## Data records for software interfaces
···

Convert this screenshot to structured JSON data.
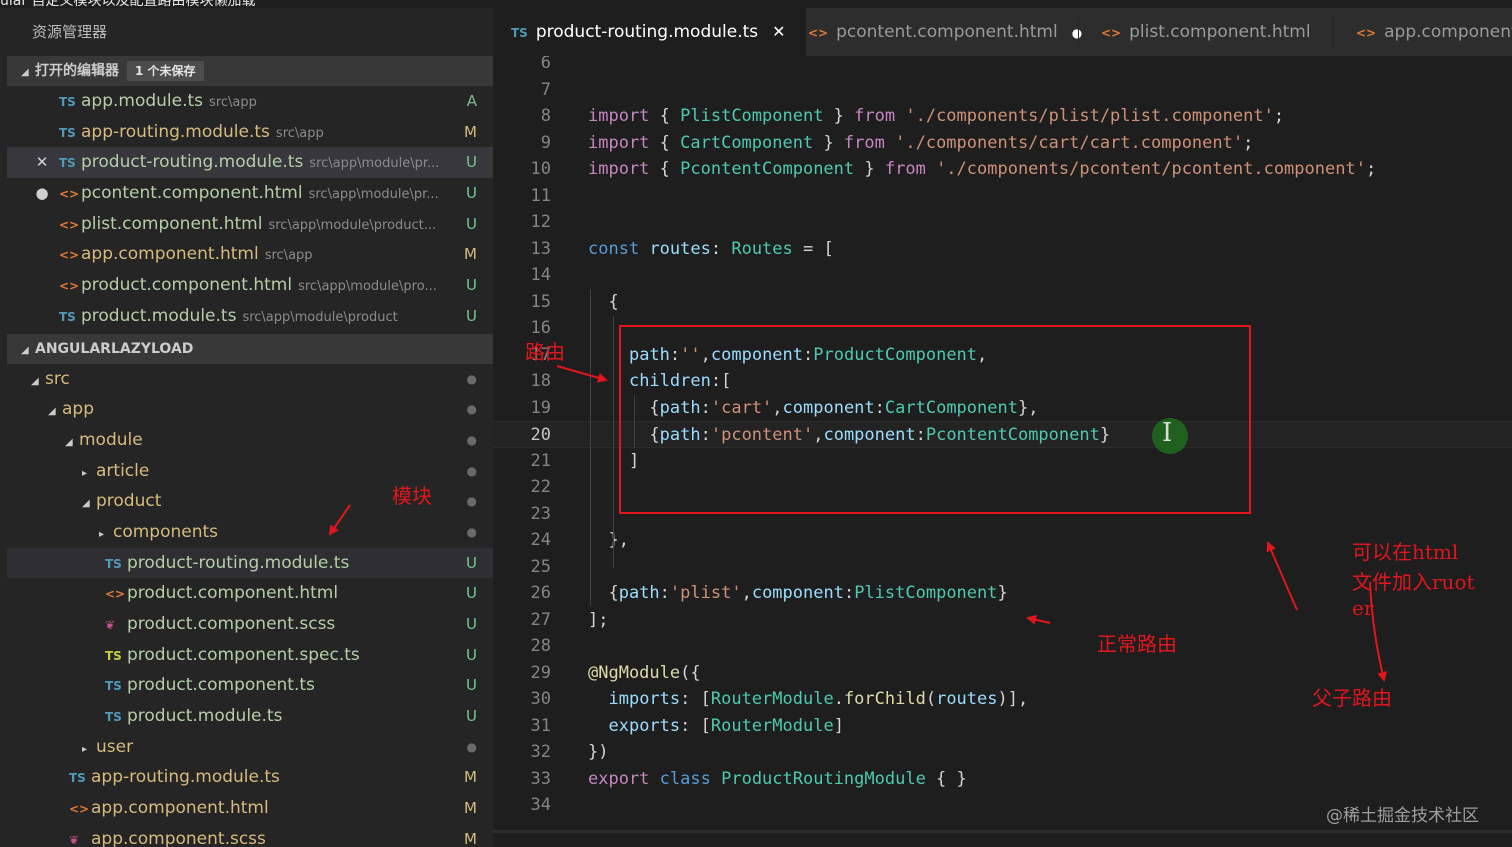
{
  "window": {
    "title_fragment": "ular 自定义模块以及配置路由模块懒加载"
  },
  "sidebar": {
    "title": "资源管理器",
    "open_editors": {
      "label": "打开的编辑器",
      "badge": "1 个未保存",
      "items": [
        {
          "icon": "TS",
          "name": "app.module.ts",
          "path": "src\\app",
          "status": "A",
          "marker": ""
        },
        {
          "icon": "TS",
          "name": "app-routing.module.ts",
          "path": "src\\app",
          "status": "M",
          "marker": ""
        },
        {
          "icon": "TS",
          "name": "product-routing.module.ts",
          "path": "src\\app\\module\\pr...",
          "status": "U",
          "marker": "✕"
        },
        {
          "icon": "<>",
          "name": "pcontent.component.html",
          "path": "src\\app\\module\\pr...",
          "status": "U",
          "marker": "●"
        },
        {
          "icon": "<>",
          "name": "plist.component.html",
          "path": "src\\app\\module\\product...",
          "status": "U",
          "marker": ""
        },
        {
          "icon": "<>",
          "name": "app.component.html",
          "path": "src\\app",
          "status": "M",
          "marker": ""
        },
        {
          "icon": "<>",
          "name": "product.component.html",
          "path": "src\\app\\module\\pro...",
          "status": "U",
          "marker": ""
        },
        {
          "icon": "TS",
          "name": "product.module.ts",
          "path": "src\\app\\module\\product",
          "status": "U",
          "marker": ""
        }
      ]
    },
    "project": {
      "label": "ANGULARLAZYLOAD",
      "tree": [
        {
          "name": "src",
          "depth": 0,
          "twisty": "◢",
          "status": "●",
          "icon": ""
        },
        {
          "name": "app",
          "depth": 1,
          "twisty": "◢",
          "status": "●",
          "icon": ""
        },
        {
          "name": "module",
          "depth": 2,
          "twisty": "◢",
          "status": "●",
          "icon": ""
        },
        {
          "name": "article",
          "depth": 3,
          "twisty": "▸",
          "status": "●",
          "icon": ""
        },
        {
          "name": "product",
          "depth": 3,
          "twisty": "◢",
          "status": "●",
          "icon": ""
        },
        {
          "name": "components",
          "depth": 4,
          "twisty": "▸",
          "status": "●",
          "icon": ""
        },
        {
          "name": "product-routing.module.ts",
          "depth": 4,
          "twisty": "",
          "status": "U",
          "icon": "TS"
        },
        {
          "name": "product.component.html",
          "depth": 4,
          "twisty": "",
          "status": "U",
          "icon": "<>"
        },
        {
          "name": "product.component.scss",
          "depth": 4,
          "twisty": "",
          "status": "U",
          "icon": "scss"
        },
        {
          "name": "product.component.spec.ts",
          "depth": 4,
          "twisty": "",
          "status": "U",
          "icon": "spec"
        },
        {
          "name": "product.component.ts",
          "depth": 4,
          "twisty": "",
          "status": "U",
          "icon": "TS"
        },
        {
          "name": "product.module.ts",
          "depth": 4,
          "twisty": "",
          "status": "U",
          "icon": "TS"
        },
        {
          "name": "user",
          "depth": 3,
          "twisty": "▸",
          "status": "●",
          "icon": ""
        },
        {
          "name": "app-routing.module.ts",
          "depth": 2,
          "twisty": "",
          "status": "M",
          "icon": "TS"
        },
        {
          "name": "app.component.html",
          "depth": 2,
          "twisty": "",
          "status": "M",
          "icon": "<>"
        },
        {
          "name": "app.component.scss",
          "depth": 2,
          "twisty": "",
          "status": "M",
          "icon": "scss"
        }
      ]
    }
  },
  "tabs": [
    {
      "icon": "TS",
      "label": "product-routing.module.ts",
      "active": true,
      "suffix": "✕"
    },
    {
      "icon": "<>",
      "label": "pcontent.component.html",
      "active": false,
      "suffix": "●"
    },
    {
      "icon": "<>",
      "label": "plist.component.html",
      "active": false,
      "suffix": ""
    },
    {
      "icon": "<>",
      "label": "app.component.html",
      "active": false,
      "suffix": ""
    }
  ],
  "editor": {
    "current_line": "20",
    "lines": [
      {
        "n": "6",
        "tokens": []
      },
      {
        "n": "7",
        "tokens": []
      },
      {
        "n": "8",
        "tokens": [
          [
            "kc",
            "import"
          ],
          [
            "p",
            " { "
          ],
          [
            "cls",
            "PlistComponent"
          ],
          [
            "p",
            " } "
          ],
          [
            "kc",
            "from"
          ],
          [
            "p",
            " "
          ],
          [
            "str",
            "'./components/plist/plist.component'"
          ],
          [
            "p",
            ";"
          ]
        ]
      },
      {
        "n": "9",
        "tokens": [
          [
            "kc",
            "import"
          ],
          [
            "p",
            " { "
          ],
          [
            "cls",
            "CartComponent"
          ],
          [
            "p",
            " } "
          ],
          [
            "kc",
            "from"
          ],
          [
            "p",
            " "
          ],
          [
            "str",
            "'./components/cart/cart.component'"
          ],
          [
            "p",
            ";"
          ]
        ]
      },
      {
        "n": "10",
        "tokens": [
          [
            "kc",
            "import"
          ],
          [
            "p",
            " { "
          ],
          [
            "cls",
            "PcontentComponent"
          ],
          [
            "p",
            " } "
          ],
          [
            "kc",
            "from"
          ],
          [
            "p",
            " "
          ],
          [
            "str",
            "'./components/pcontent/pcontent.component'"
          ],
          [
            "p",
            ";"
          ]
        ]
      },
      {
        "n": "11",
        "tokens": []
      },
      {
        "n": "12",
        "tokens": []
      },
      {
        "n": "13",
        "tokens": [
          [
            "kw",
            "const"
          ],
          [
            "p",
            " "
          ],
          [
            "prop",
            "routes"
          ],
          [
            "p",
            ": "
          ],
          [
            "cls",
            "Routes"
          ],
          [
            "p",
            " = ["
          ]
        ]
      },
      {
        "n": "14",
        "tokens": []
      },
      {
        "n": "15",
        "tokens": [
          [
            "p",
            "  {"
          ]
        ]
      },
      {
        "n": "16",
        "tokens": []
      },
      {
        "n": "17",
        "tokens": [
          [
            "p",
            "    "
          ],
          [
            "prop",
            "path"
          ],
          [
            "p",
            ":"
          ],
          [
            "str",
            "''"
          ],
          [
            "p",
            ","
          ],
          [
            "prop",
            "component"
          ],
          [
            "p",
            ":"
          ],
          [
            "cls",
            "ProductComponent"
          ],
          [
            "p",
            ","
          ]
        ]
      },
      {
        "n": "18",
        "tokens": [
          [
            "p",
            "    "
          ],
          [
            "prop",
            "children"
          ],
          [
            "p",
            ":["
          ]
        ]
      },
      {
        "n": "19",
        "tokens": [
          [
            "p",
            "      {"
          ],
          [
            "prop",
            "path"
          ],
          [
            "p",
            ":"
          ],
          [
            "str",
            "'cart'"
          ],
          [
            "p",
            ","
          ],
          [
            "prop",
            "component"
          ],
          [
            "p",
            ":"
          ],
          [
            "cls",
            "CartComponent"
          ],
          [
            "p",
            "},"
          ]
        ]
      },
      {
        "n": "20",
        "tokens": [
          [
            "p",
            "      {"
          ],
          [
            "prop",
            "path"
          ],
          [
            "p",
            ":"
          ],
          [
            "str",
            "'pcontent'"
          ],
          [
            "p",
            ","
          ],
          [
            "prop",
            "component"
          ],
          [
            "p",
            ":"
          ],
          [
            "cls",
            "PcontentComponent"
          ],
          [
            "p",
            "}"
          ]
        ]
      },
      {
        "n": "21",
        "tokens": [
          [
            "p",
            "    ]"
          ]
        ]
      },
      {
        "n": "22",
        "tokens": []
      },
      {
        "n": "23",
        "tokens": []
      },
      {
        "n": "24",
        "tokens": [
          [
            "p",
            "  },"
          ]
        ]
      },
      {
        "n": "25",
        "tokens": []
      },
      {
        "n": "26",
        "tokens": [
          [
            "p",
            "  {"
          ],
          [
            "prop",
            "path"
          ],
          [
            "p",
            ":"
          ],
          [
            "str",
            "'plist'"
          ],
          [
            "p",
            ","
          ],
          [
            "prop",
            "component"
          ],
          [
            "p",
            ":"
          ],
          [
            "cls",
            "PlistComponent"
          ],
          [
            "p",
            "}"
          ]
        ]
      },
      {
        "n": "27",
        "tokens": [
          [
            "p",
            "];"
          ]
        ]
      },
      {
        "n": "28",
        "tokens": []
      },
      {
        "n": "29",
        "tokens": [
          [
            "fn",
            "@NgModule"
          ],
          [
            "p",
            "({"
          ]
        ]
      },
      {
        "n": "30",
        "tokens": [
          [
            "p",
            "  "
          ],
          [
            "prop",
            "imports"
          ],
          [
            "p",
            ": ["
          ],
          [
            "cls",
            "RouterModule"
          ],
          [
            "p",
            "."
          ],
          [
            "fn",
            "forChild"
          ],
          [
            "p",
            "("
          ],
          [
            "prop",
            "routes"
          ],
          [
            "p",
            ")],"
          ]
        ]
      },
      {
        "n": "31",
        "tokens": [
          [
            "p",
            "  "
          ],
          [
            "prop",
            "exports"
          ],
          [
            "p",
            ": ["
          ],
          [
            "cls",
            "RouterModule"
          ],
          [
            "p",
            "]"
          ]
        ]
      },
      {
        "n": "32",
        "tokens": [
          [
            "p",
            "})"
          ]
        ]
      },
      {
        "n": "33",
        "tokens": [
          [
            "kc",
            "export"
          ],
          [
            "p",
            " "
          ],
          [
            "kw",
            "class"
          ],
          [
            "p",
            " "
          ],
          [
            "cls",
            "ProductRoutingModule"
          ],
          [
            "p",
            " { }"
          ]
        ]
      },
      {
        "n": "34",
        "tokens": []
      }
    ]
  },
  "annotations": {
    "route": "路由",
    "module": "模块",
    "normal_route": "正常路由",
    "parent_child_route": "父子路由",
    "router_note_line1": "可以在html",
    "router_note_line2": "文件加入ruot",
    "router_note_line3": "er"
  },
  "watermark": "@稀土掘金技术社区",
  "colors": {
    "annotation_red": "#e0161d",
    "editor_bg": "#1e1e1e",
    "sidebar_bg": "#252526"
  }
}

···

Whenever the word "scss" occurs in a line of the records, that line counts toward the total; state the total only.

## RESPONSE TO THIS EXERCISE
4